U.S. banks are lobbying hard to soften, or avoid altogether, rules proposed by Commissioner Gary Gensler that would put foreign derivatives trading involving U.S. customers, or guaranteed by a U.S. firm, under U.S. jurisdiction, The New York Times reported Wednesday.
The collapse of American International Group in 2008, which required $187 billion to bailout, was caused primarily by bets on credit default swaps, a type of derivative. JPMorgan Chase lost more than $6 billion on derivatives in one betting spree in London.
Gensler said in an interview regulators need more information from firms on their foreign derivatives positions.
"It would be letting down the American public if we said, we are just about to complete the task but now, let's retreat. If we don't do this right, we will blow a hole in the bottom of the boat of reform," he said.
Financial firms have poured tens of millions of dollars into lobbying to stop the commission from establishing the new rule, which they believe will harm a $700 trillion financial market.
Gensler has been labeled "reckless" and "stubborn," by financial industry lobbyists, the Times said.
"We should all care, because that cost (of the new rule) will have to be passed on, in the form of higher prices for products sold to consumers or a lower return for investors," said Kenneth Bentsen Jr., a financial industry lobbyist, who is working to prevent the proposal on cross-border rules from taking effect.

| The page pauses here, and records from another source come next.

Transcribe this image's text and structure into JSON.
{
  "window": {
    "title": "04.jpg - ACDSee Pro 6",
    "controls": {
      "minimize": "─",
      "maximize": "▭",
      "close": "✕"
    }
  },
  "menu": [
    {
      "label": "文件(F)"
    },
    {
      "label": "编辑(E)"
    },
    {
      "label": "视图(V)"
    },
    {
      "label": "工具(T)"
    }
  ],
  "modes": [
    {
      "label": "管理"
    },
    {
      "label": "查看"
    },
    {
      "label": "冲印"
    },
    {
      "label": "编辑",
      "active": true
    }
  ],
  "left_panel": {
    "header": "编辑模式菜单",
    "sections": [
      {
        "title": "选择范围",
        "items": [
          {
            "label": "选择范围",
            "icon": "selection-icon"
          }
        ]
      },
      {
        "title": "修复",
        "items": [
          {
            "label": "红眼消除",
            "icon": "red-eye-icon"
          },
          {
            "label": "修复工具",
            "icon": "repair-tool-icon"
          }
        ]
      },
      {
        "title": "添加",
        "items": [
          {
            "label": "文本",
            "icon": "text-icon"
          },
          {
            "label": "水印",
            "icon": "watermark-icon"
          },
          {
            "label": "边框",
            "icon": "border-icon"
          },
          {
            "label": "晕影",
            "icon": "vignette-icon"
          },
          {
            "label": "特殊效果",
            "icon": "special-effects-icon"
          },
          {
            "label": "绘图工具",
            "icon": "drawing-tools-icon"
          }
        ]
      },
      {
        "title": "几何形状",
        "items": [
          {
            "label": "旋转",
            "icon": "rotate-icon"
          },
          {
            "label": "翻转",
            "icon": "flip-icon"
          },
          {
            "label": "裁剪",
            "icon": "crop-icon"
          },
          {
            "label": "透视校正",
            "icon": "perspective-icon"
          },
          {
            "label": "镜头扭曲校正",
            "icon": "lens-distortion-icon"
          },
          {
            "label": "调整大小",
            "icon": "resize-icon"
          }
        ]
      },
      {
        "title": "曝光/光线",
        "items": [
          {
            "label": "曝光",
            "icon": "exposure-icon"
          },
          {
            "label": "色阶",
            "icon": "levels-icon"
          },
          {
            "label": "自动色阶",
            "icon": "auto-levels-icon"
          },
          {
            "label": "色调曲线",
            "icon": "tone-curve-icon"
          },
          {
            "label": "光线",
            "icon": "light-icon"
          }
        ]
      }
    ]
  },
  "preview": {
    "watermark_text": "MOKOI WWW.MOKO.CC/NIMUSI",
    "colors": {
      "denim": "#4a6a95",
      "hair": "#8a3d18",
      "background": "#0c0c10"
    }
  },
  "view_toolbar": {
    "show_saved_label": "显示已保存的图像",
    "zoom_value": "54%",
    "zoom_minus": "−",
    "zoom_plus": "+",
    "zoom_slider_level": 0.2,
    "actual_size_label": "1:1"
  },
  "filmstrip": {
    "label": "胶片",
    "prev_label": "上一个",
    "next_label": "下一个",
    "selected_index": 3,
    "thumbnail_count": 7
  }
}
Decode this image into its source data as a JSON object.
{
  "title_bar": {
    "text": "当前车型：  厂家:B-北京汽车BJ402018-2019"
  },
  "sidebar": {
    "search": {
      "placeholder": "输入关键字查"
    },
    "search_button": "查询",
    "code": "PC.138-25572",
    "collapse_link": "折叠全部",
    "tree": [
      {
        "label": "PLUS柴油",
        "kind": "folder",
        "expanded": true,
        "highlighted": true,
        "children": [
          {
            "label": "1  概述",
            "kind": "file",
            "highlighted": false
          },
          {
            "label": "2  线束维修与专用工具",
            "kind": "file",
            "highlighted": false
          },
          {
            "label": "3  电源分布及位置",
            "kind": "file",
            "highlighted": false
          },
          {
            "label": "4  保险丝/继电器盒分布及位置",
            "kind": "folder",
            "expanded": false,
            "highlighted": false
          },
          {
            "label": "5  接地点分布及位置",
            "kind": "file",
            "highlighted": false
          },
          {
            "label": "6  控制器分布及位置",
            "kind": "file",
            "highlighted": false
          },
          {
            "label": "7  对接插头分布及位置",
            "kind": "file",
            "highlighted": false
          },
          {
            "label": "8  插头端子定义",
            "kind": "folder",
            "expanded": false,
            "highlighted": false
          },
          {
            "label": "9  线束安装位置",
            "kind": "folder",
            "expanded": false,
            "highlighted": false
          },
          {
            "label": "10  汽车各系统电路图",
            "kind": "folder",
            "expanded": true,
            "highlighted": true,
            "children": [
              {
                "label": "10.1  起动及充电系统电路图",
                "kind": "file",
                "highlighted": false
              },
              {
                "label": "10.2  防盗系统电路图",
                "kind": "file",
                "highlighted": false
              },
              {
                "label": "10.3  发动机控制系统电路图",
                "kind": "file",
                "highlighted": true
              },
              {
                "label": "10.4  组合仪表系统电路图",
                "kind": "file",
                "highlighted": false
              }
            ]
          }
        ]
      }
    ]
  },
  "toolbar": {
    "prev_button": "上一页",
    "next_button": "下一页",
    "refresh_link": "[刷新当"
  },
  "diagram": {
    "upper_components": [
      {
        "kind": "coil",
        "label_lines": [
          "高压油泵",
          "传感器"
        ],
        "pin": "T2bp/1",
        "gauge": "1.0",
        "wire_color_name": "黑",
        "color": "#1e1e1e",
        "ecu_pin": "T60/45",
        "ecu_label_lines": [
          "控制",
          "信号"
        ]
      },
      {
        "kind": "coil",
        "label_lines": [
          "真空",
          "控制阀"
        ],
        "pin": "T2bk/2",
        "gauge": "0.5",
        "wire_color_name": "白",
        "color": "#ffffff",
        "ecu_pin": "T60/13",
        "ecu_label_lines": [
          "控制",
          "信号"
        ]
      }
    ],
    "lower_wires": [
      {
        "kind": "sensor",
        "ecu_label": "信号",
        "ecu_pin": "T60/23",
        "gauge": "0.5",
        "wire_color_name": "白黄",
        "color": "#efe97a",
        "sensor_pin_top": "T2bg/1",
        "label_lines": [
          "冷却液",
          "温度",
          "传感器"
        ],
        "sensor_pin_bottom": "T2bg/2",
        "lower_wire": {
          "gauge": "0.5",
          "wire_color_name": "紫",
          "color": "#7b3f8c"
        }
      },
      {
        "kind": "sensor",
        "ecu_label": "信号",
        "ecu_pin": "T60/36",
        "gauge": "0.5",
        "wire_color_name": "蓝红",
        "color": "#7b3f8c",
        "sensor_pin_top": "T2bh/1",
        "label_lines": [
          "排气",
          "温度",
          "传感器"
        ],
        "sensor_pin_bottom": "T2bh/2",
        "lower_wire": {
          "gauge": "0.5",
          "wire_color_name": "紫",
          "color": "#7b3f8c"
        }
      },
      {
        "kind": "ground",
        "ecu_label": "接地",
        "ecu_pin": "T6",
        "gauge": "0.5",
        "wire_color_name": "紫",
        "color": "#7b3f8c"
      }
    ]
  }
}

In a joint letter to Treasury Secretary Jacob Lew, regulators from Britain, Russia, Japan and Germany said financial firms would "not be able to function under such burdensome regulatory conditions."